» ASSIGNMENT
Restate word for word every entry that appears below, skipping its pictures.

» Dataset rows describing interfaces
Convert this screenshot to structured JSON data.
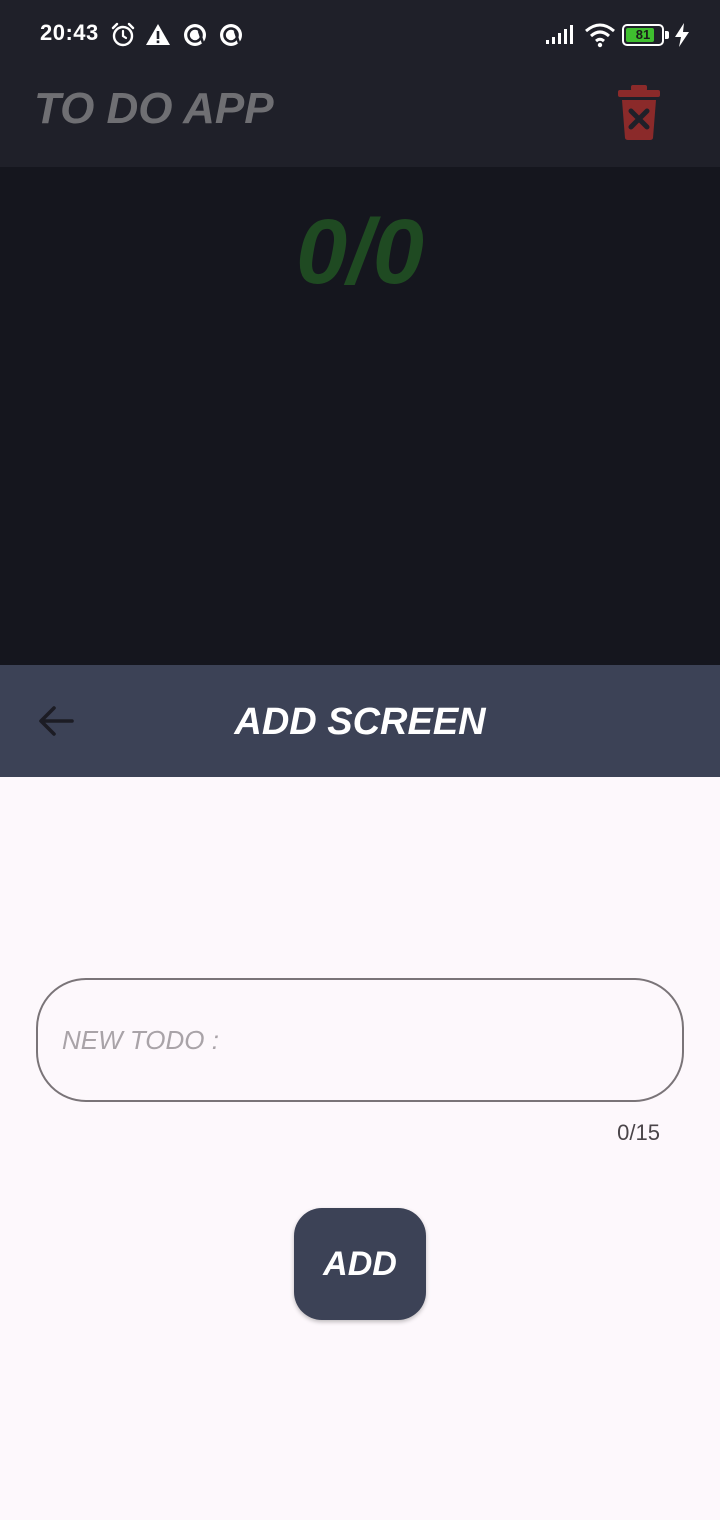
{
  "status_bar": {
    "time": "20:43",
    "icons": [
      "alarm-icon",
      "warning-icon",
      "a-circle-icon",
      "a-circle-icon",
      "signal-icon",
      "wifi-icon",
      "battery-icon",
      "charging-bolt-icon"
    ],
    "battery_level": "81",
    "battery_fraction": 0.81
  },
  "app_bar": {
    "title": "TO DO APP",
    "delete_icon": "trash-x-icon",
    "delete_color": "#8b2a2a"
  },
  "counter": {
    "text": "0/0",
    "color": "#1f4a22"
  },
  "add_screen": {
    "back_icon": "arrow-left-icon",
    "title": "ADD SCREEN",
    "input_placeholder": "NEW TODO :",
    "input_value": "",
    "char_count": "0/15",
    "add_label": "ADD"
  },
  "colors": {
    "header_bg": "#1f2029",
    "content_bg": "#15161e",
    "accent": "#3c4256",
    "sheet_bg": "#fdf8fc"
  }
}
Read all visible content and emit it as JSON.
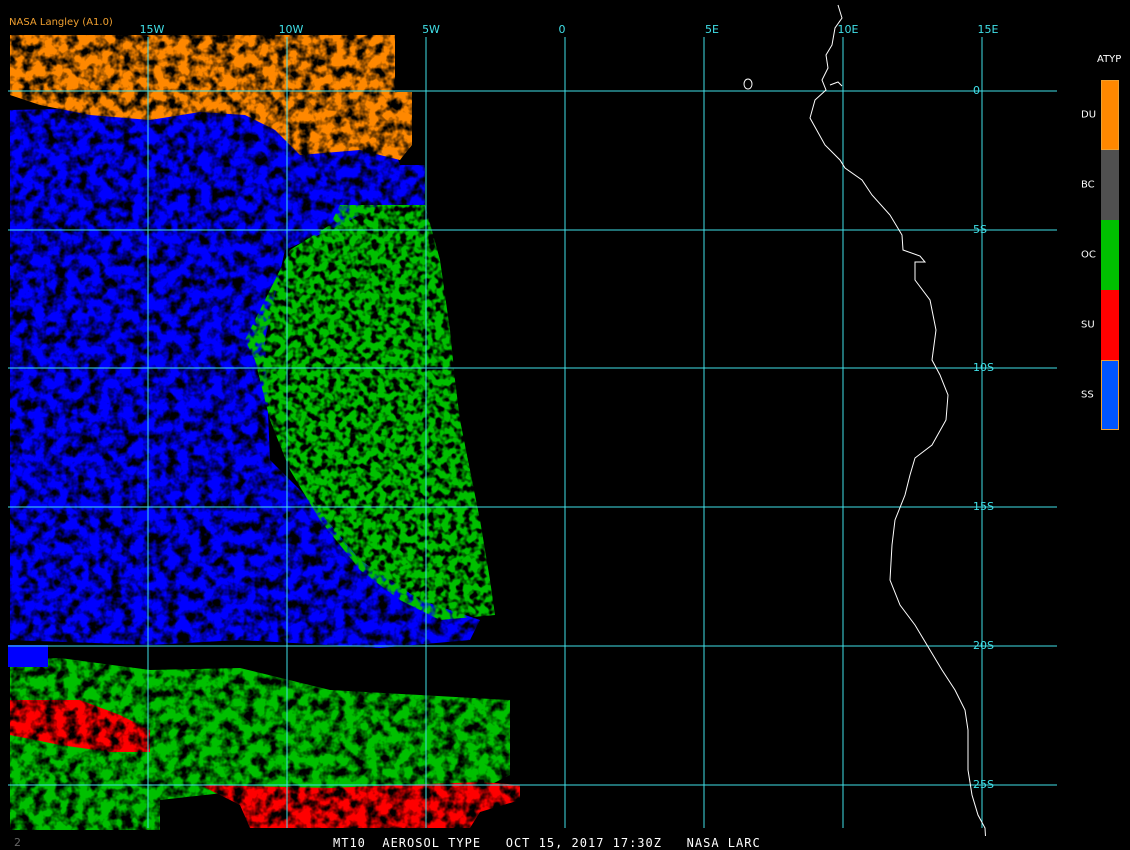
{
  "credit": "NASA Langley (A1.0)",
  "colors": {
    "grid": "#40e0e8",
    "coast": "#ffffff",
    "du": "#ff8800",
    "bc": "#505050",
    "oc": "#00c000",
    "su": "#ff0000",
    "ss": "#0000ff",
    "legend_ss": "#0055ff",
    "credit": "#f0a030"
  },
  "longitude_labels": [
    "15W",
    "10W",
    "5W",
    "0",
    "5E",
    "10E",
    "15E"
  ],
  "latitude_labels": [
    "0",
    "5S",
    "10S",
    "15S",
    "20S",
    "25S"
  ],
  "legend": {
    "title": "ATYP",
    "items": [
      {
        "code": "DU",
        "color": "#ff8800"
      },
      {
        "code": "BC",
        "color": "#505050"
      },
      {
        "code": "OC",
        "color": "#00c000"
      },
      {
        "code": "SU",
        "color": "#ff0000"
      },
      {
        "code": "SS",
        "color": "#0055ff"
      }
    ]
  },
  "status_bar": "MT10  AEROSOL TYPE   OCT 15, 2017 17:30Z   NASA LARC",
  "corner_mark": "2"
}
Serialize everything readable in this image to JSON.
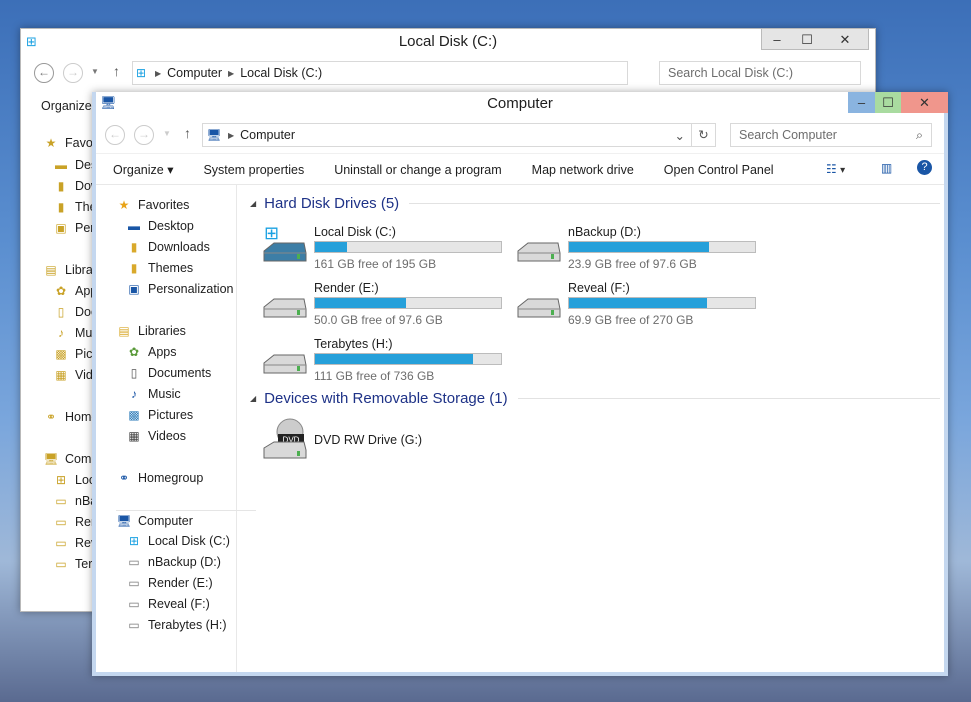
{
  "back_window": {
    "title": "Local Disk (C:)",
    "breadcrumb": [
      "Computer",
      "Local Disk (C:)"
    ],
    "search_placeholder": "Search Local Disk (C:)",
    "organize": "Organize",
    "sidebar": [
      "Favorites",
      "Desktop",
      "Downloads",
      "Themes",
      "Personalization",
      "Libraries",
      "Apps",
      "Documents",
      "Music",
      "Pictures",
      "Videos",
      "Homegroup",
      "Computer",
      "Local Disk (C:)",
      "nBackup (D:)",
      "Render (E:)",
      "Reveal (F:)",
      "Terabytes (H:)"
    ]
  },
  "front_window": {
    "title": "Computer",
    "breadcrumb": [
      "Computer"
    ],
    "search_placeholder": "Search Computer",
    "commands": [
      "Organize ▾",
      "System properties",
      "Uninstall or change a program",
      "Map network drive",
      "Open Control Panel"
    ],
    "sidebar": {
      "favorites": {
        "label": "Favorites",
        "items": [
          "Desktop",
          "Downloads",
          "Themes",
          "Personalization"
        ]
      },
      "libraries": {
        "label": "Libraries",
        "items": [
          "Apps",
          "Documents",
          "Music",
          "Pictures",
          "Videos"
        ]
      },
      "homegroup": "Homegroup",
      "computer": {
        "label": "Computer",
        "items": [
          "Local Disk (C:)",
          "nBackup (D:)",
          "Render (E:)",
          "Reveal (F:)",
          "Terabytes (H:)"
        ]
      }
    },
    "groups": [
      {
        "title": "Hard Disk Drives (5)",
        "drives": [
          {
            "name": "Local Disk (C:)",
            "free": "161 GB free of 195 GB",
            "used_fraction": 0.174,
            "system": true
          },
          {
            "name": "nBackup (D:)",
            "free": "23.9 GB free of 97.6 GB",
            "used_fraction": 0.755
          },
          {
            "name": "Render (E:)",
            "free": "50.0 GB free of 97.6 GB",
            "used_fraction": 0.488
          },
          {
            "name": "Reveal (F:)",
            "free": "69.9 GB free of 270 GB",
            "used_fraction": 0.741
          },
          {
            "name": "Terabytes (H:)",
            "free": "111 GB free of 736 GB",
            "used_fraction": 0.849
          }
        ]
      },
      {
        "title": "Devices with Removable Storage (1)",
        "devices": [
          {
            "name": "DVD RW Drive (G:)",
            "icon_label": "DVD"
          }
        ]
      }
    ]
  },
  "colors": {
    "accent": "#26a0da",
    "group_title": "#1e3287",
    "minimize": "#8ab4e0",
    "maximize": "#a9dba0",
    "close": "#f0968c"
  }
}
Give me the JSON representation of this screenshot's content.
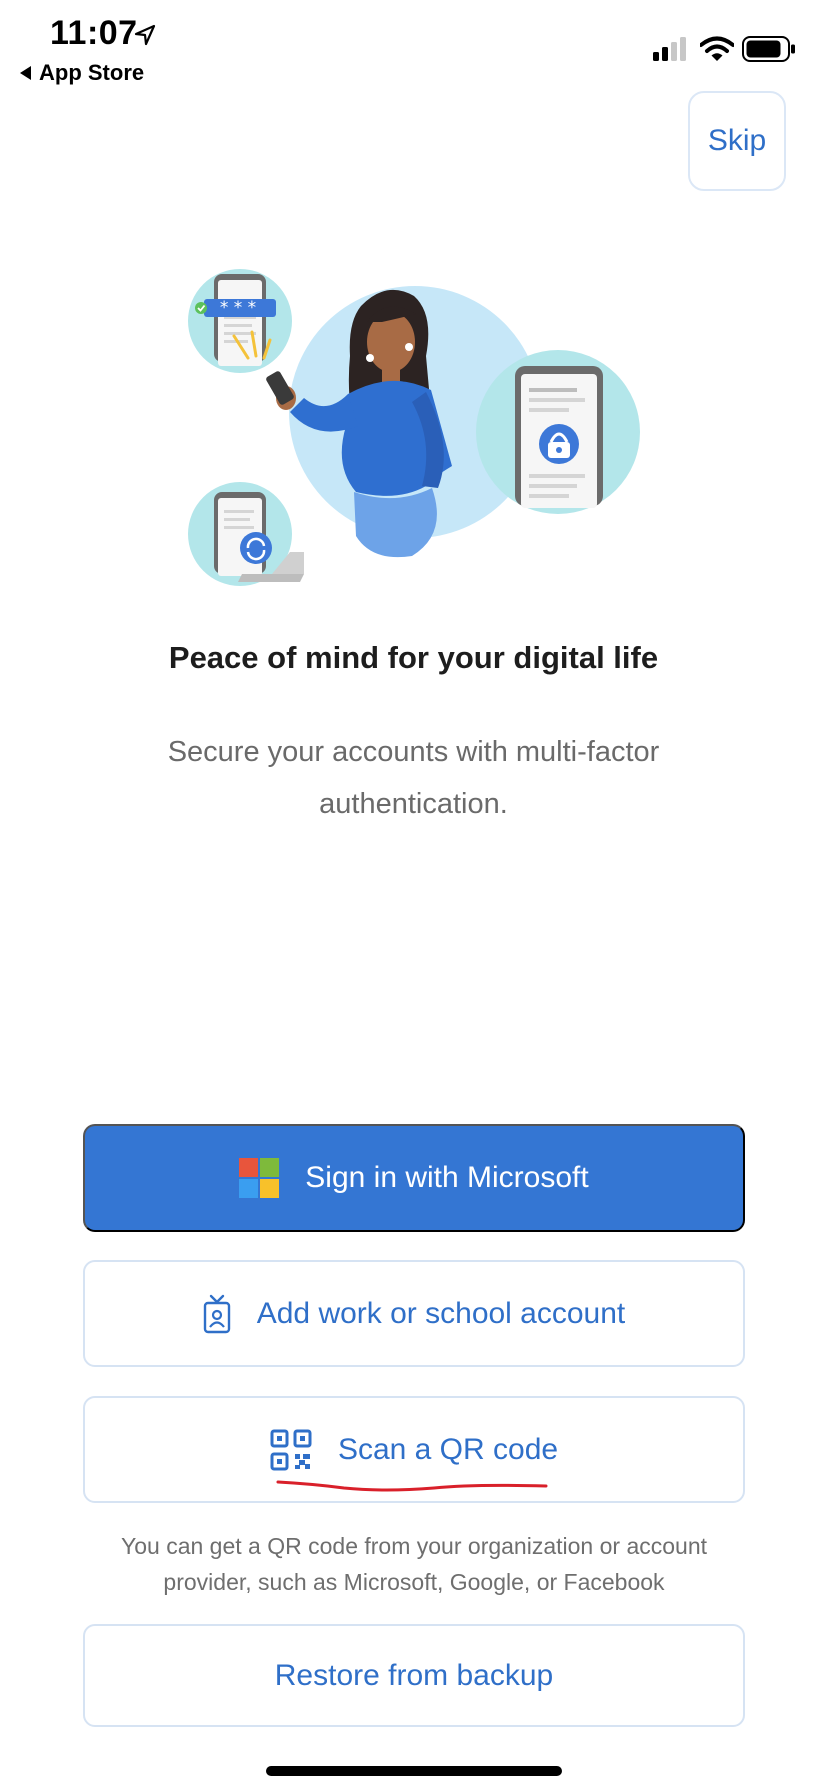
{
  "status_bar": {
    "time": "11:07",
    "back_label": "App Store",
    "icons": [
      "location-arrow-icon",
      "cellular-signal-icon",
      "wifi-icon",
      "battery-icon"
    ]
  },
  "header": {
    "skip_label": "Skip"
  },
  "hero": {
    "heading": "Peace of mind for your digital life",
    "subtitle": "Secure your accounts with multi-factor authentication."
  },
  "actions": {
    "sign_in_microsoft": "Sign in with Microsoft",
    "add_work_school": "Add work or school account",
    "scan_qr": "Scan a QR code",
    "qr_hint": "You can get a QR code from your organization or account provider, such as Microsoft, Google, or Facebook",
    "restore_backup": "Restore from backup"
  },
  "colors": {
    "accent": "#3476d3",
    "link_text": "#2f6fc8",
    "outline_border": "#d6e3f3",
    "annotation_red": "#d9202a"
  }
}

» YOUR RESPONSE
Convert this screenshot to structured JSON data.
{
  "status_bar": {
    "time": "20:43",
    "icons": [
      "alarm-icon",
      "warning-icon",
      "a-circle-icon",
      "a-circle-icon",
      "signal-icon",
      "wifi-icon",
      "battery-icon",
      "charging-bolt-icon"
    ],
    "battery_level": "81",
    "battery_fraction": 0.81
  },
  "app_bar": {
    "title": "TO DO APP",
    "delete_icon": "trash-x-icon",
    "delete_color": "#8b2a2a"
  },
  "counter": {
    "text": "0/0",
    "color": "#1f4a22"
  },
  "add_screen": {
    "back_icon": "arrow-left-icon",
    "title": "ADD SCREEN",
    "input_placeholder": "NEW TODO :",
    "input_value": "",
    "char_count": "0/15",
    "add_label": "ADD"
  },
  "colors": {
    "header_bg": "#1f2029",
    "content_bg": "#15161e",
    "accent": "#3c4256",
    "sheet_bg": "#fdf8fc"
  }
}
Read all visible content and emit it as JSON.
{
  "credit": "NASA Langley (A1.0)",
  "colors": {
    "grid": "#40e0e8",
    "coast": "#ffffff",
    "du": "#ff8800",
    "bc": "#505050",
    "oc": "#00c000",
    "su": "#ff0000",
    "ss": "#0000ff",
    "legend_ss": "#0055ff",
    "credit": "#f0a030"
  },
  "longitude_labels": [
    "15W",
    "10W",
    "5W",
    "0",
    "5E",
    "10E",
    "15E"
  ],
  "latitude_labels": [
    "0",
    "5S",
    "10S",
    "15S",
    "20S",
    "25S"
  ],
  "legend": {
    "title": "ATYP",
    "items": [
      {
        "code": "DU",
        "color": "#ff8800"
      },
      {
        "code": "BC",
        "color": "#505050"
      },
      {
        "code": "OC",
        "color": "#00c000"
      },
      {
        "code": "SU",
        "color": "#ff0000"
      },
      {
        "code": "SS",
        "color": "#0055ff"
      }
    ]
  },
  "status_bar": "MT10  AEROSOL TYPE   OCT 15, 2017 17:30Z   NASA LARC",
  "corner_mark": "2"
}
Serialize everything readable in this image to JSON.
{
  "back_window": {
    "title": "Local Disk (C:)",
    "breadcrumb": [
      "Computer",
      "Local Disk (C:)"
    ],
    "search_placeholder": "Search Local Disk (C:)",
    "organize": "Organize",
    "sidebar": [
      "Favorites",
      "Desktop",
      "Downloads",
      "Themes",
      "Personalization",
      "Libraries",
      "Apps",
      "Documents",
      "Music",
      "Pictures",
      "Videos",
      "Homegroup",
      "Computer",
      "Local Disk (C:)",
      "nBackup (D:)",
      "Render (E:)",
      "Reveal (F:)",
      "Terabytes (H:)"
    ]
  },
  "front_window": {
    "title": "Computer",
    "breadcrumb": [
      "Computer"
    ],
    "search_placeholder": "Search Computer",
    "commands": [
      "Organize ▾",
      "System properties",
      "Uninstall or change a program",
      "Map network drive",
      "Open Control Panel"
    ],
    "sidebar": {
      "favorites": {
        "label": "Favorites",
        "items": [
          "Desktop",
          "Downloads",
          "Themes",
          "Personalization"
        ]
      },
      "libraries": {
        "label": "Libraries",
        "items": [
          "Apps",
          "Documents",
          "Music",
          "Pictures",
          "Videos"
        ]
      },
      "homegroup": "Homegroup",
      "computer": {
        "label": "Computer",
        "items": [
          "Local Disk (C:)",
          "nBackup (D:)",
          "Render (E:)",
          "Reveal (F:)",
          "Terabytes (H:)"
        ]
      }
    },
    "groups": [
      {
        "title": "Hard Disk Drives (5)",
        "drives": [
          {
            "name": "Local Disk (C:)",
            "free": "161 GB free of 195 GB",
            "used_fraction": 0.174,
            "system": true
          },
          {
            "name": "nBackup (D:)",
            "free": "23.9 GB free of 97.6 GB",
            "used_fraction": 0.755
          },
          {
            "name": "Render (E:)",
            "free": "50.0 GB free of 97.6 GB",
            "used_fraction": 0.488
          },
          {
            "name": "Reveal (F:)",
            "free": "69.9 GB free of 270 GB",
            "used_fraction": 0.741
          },
          {
            "name": "Terabytes (H:)",
            "free": "111 GB free of 736 GB",
            "used_fraction": 0.849
          }
        ]
      },
      {
        "title": "Devices with Removable Storage (1)",
        "devices": [
          {
            "name": "DVD RW Drive (G:)",
            "icon_label": "DVD"
          }
        ]
      }
    ]
  },
  "colors": {
    "accent": "#26a0da",
    "group_title": "#1e3287",
    "minimize": "#8ab4e0",
    "maximize": "#a9dba0",
    "close": "#f0968c"
  }
}
Give me the JSON representation of this screenshot's content.
{
  "status_bar": {
    "time": "11:07",
    "back_label": "App Store",
    "icons": [
      "location-arrow-icon",
      "cellular-signal-icon",
      "wifi-icon",
      "battery-icon"
    ]
  },
  "header": {
    "skip_label": "Skip"
  },
  "hero": {
    "heading": "Peace of mind for your digital life",
    "subtitle": "Secure your accounts with multi-factor authentication."
  },
  "actions": {
    "sign_in_microsoft": "Sign in with Microsoft",
    "add_work_school": "Add work or school account",
    "scan_qr": "Scan a QR code",
    "qr_hint": "You can get a QR code from your organization or account provider, such as Microsoft, Google, or Facebook",
    "restore_backup": "Restore from backup"
  },
  "colors": {
    "accent": "#3476d3",
    "link_text": "#2f6fc8",
    "outline_border": "#d6e3f3",
    "annotation_red": "#d9202a"
  }
}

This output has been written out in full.